Allergist jobs are some of the most important in the medical profession. They play a vital role in assisting those that have allergies and make a difference in their lives. Here are the basics of being an allergist and what you should expect from the job.

Becoming an Allergist

In order to successfully become an allergist, you will have to be dedicated to the educational process. You will need to obtain a bachelor's degree in any discipline that you choose. Many people will choose to get involved in a premed program or specialize in anatomy or physiology. However, you could technically get any bachelor's degree that you wanted.

After college, you will need to take the Medical College Admissions Test, or MCAT. A good score on this will be necessary in order to qualify for admission into a medical school program. You will then need to apply to different medical schools and get accepted into a program. After you graduate from medical school with your doctorate, you will need to study for another two years in your chosen area. At that point, you will need to become certified by the American Board of Allergy and Immunology. At that point, you will be able to practice as an allergist.

Basic Tasks

As an allergist, you will be called upon to help those that have problems with allergies. You will often be called upon by general practitioners in order to help identify what is causing problems for a patient. You will have to run several different allergy tests on the subject and determine what he is allergic to. You will have to help create a thorough patient history in order to aid in your diagnosis. At that point, you will need to come up with a treatment or management plan for the benefit of the patient. You will need to be able to communicate with the patient or the patient's family in order to convey to the available options. You will continue to work with the patient while the treatment is underway. You will periodically check with and examine him in order to determine if changes are needed in the treatment process.

Work Schedule

Most allergists will work a 40-hour work week. Many of them work in private practices and are therefore in charge of their own schedules. However, if the workload demands it, you might have to work more at certain times.


The median salary for an allergist is approximately $335,000 per year as of early 2010.

Opportunities for Advancement

Many allergists will choose to pursue opportunities for advancement in their careers. Many of them will open their own businesses or take management roles over other employees in their department. You might even get into a consulting role in the future.

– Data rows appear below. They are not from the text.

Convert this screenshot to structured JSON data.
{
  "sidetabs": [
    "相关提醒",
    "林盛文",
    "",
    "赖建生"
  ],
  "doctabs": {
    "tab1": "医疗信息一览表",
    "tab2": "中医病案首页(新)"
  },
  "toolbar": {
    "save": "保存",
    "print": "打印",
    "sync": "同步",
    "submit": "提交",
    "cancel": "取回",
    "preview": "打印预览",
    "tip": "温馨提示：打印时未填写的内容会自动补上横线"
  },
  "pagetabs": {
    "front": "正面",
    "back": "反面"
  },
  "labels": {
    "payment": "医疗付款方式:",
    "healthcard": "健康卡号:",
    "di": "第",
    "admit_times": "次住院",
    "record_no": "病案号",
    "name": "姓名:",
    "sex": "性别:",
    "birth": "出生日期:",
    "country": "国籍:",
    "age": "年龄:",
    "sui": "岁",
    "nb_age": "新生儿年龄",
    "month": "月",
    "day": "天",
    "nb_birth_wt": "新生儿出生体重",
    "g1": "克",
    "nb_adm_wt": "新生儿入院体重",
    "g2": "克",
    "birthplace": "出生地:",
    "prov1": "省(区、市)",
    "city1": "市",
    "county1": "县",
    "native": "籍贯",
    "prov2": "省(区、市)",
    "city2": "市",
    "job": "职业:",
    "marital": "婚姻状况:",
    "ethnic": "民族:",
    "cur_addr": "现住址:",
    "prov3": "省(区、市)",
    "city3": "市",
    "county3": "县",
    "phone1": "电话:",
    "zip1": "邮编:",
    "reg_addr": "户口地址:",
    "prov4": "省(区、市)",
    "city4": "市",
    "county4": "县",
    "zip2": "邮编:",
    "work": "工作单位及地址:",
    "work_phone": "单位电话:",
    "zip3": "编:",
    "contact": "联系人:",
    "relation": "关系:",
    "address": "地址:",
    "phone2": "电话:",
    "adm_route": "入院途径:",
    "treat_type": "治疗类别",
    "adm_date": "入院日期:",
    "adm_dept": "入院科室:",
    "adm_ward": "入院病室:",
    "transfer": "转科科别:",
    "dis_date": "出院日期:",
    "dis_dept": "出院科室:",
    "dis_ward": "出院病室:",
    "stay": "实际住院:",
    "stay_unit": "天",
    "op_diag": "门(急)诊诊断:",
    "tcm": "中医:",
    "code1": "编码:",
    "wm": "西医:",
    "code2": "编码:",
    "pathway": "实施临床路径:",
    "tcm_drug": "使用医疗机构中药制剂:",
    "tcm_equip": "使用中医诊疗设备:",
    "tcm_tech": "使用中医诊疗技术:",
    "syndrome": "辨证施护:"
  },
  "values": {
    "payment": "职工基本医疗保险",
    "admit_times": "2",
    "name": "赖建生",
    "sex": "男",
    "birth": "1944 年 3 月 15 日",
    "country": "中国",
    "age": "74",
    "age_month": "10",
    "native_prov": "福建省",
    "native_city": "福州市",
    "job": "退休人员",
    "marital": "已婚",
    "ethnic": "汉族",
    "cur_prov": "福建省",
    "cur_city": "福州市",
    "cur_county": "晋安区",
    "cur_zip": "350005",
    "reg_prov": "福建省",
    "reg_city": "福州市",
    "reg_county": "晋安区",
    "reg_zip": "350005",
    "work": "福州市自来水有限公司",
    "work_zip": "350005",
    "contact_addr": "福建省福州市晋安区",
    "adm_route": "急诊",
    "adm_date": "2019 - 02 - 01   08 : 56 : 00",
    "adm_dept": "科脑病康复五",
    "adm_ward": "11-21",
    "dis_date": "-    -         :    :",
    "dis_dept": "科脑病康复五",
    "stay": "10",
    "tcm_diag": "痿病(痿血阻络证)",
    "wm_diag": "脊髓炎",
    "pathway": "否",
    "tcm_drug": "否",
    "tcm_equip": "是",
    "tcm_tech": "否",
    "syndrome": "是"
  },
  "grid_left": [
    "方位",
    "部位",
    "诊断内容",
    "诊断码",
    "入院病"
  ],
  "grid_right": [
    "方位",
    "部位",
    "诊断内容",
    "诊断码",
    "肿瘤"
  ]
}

Looking for a Job

If you are currently looking for allergist jobs, be sure to check out They have some great information for job seekers as well as current job listings.